    One last thing about the lack of resources. Last week someone called me to say she had been listening to a local radio show. On the news break she heard a story about how millions of women, as women are still the primary caregivers for elderly parents and other relatives, are facing much like I have faced and still face. They, like I, spend years caring for loved ones, give up their jobs and as a consequence lose hundreds of thousands of dollars in income and in reduced SS benefits. They, like I, believe they will be able to resume where they left off, after the deaths of their loved ones. The figures vary, but I saw something that said that the earnings and SS loss can be over a half million dollars over the lifetime of the caregiver. This, of course, varies depending on the earnings of the person while they worked. My suspicion is it could be higher, much higher for some.
    Again, back to the issue this began with, what are the charities doing with the money donated to them if they're not giving it to people who need it desperately, like me? Are the only people receiving help those who come here to sponge off of American largesse? I won't bore you any more, but believe me I could tell you stories. Why would someone like me, truly an honest person, be unable to get help?

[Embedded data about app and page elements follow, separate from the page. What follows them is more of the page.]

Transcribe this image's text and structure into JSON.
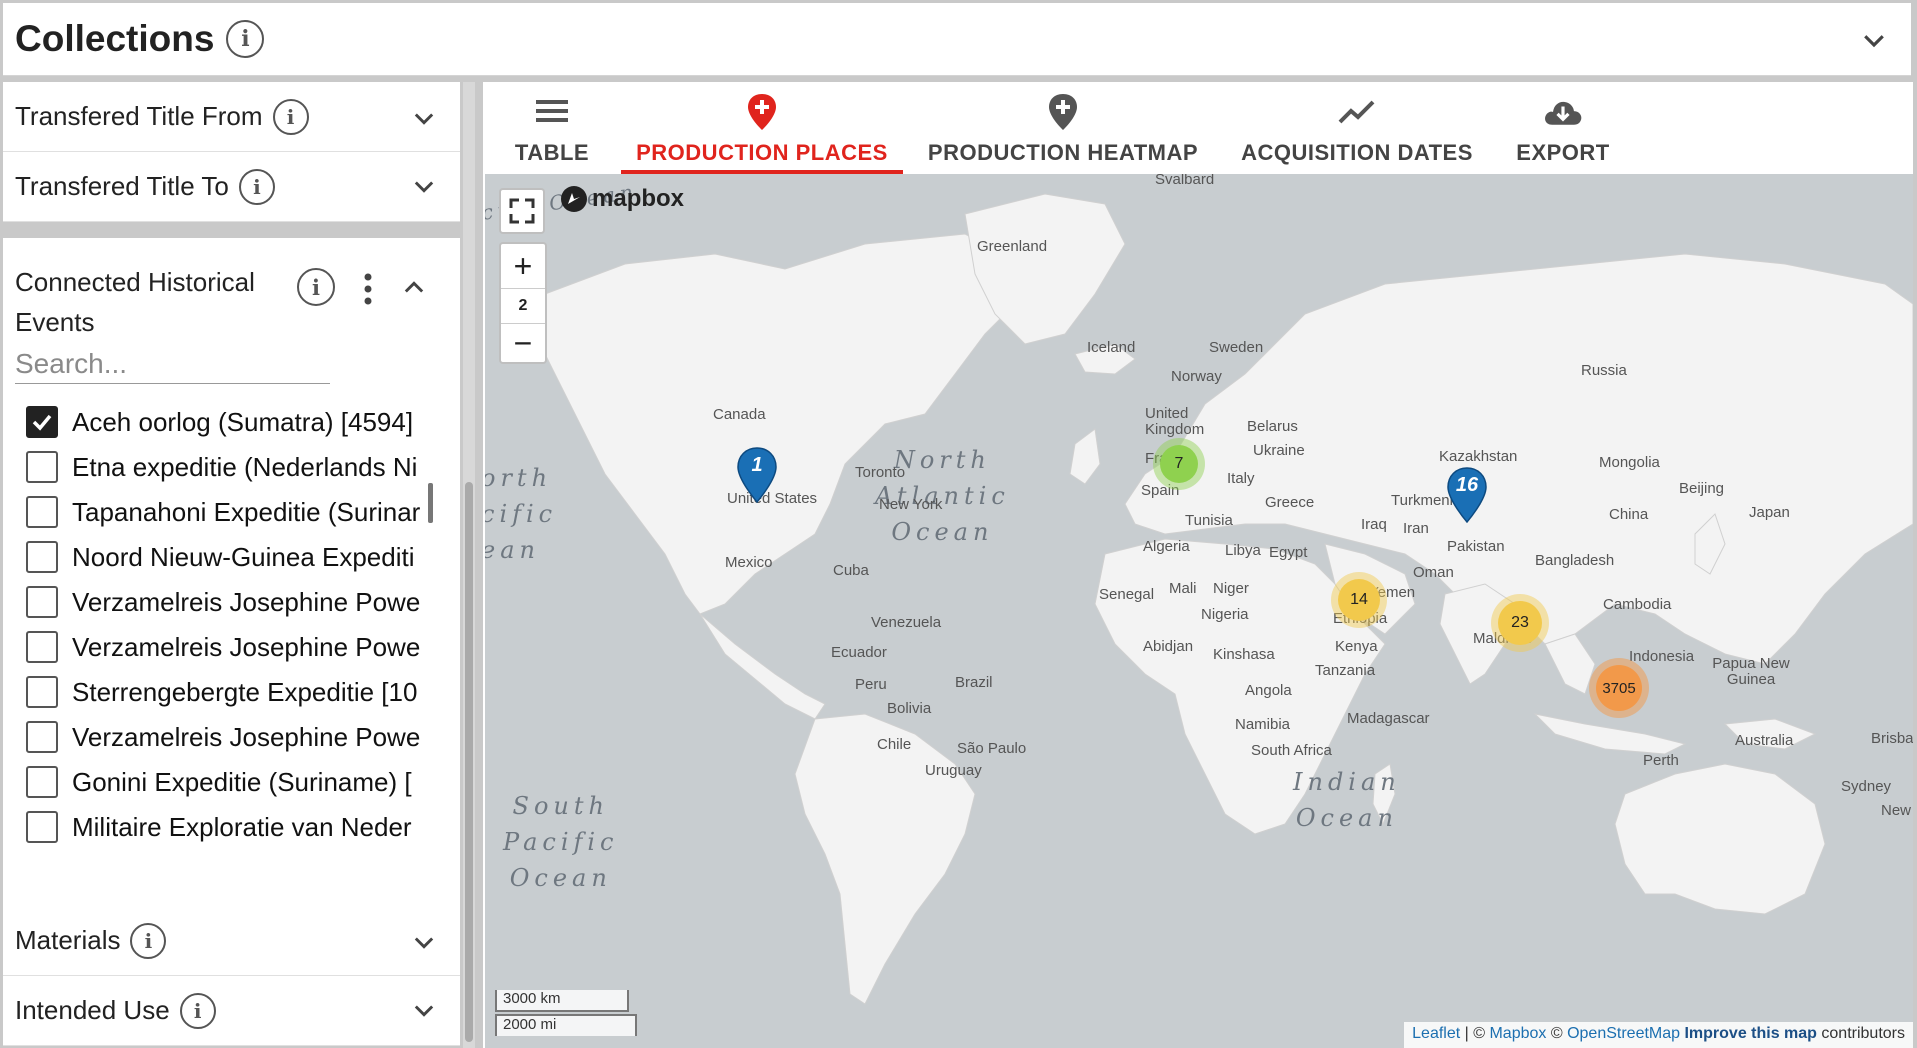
{
  "header": {
    "title": "Collections",
    "info_glyph": "i"
  },
  "left_panel": {
    "filters_top": [
      {
        "label": "Transfered Title From"
      },
      {
        "label": "Transfered Title To"
      }
    ],
    "events": {
      "title": "Connected Historical Events",
      "search_placeholder": "Search...",
      "items": [
        {
          "label": "Aceh oorlog (Sumatra) [4594]",
          "checked": true
        },
        {
          "label": "Etna expeditie (Nederlands Ni",
          "checked": false
        },
        {
          "label": "Tapanahoni Expeditie (Surinar",
          "checked": false
        },
        {
          "label": "Noord Nieuw-Guinea Expediti",
          "checked": false
        },
        {
          "label": "Verzamelreis Josephine Powe",
          "checked": false
        },
        {
          "label": "Verzamelreis Josephine Powe",
          "checked": false
        },
        {
          "label": "Sterrengebergte Expeditie [10",
          "checked": false
        },
        {
          "label": "Verzamelreis Josephine Powe",
          "checked": false
        },
        {
          "label": "Gonini Expeditie (Suriname) [",
          "checked": false
        },
        {
          "label": "Militaire Exploratie van Neder",
          "checked": false
        }
      ]
    },
    "filters_bottom": [
      {
        "label": "Materials"
      },
      {
        "label": "Intended Use"
      }
    ]
  },
  "tabs": [
    {
      "label": "TABLE",
      "icon": "list-icon",
      "active": false
    },
    {
      "label": "PRODUCTION PLACES",
      "icon": "map-pin-plus-icon",
      "active": true
    },
    {
      "label": "PRODUCTION HEATMAP",
      "icon": "map-pin-plus-icon",
      "active": false
    },
    {
      "label": "ACQUISITION DATES",
      "icon": "line-chart-icon",
      "active": false
    },
    {
      "label": "EXPORT",
      "icon": "cloud-download-icon",
      "active": false
    }
  ],
  "colors": {
    "accent": "#e0241d",
    "pin": "#1a6fb5",
    "cluster_green": "#8fd14f",
    "cluster_yellow": "#f2c94c",
    "cluster_orange": "#f2994a"
  },
  "map": {
    "logo": "mapbox",
    "zoom_level": "2",
    "zoom_in": "+",
    "zoom_out": "−",
    "scale_km": "3000 km",
    "scale_mi": "2000 mi",
    "clusters": [
      {
        "count": "7",
        "color": "green"
      },
      {
        "count": "14",
        "color": "yellow"
      },
      {
        "count": "23",
        "color": "yellow"
      },
      {
        "count": "3705",
        "color": "orange"
      }
    ],
    "pins": [
      {
        "count": "1"
      },
      {
        "count": "16"
      }
    ],
    "places": {
      "svalbard": "Svalbard",
      "greenland": "Greenland",
      "iceland": "Iceland",
      "sweden": "Sweden",
      "norway": "Norway",
      "russia": "Russia",
      "canada": "Canada",
      "uk": "United Kingdom",
      "belarus": "Belarus",
      "ukraine": "Ukraine",
      "france": "France",
      "kazakhstan": "Kazakhstan",
      "mongolia": "Mongolia",
      "toronto": "Toronto",
      "us": "United States",
      "newyork": "New York",
      "spain": "Spain",
      "italy": "Italy",
      "greece": "Greece",
      "turkmenistan": "Turkmenistan",
      "beijing": "Beijing",
      "japan": "Japan",
      "china": "China",
      "tunisia": "Tunisia",
      "iraq": "Iraq",
      "iran": "Iran",
      "algeria": "Algeria",
      "libya": "Libya",
      "egypt": "Egypt",
      "pakistan": "Pakistan",
      "mexico": "Mexico",
      "cuba": "Cuba",
      "oman": "Oman",
      "bangladesh": "Bangladesh",
      "yemen": "Yemen",
      "senegal": "Senegal",
      "mali": "Mali",
      "niger": "Niger",
      "nigeria": "Nigeria",
      "ethiopia": "Ethiopia",
      "cambodia": "Cambodia",
      "venezuela": "Venezuela",
      "abidjan": "Abidjan",
      "kenya": "Kenya",
      "maldives": "Maldives",
      "indonesia": "Indonesia",
      "ecuador": "Ecuador",
      "kinshasa": "Kinshasa",
      "tanzania": "Tanzania",
      "png": "Papua New Guinea",
      "peru": "Peru",
      "brazil": "Brazil",
      "angola": "Angola",
      "bolivia": "Bolivia",
      "namibia": "Namibia",
      "madagascar": "Madagascar",
      "australia": "Australia",
      "brisbane": "Brisbane",
      "chile": "Chile",
      "saopaulo": "São Paulo",
      "southafrica": "South Africa",
      "uruguay": "Uruguay",
      "perth": "Perth",
      "sydney": "Sydney",
      "new": "New"
    },
    "oceans": {
      "north_atlantic": "North\nAtlantic\nOcean",
      "north_pacific": "orth\ncific\nean",
      "south_pacific": "South\nPacific\nOcean",
      "indian": "Indian\nOcean",
      "arctic": "ctic Ocean"
    },
    "attribution": {
      "leaflet": "Leaflet",
      "sep": " | © ",
      "mapbox": "Mapbox",
      "sep2": " © ",
      "osm": "OpenStreetMap",
      "improve": " Improve this map",
      "contrib": " contributors"
    }
  }
}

  16. Ellen Schultz says:

    One last thing I need to make clear. It might appear from my comments that my problem is with immigrants. No, not really. I grew up in NYC and have lived among people who were immigrants themselves, or like me descendants of immigrants. No, this is a culturally diverse city. The problem is with how some of those immigrants have been able to find a way to gain more support for themselves than many people, like me, who have worked their entire lives in this country. And how do we finally say to the legislators this is enough? Remember, although you might be okay today, right now, you, like I, might face some hard times. And if you've worked and contributed to your community, your country, for your entire life, you might expect it to reciprocate, for just a little while. You might be disappointed… And again back to the original point, where are the charities who collect millions and millions of your donated money? What are they doing with the money if they won't help people who are being rejected by social service agencies? Isn't that the point of the charities collecting the money, to help those in genuine need?